**TASK OBJECTIVE**
Give back each line of the listing below that contains the string "label".

**** INPUT RECORDS ****

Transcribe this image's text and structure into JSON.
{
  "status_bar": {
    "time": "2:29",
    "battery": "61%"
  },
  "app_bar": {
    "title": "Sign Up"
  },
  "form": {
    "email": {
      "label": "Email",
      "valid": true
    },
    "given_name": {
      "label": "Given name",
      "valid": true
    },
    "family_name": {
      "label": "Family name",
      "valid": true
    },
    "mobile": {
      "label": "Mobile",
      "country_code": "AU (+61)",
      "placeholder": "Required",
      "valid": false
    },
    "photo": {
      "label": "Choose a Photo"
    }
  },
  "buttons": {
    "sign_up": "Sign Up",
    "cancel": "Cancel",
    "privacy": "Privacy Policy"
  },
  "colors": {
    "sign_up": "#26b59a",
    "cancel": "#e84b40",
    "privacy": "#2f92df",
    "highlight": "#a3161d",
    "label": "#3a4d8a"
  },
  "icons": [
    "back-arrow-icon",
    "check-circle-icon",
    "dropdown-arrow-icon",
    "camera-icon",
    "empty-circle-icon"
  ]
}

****

**OUTPUT OF THE TASK**
      "label": "Email",
      "label": "Given name",
      "label": "Family name",
      "label": "Mobile",
      "label": "Choose a Photo"
    "label": "#3a4d8a"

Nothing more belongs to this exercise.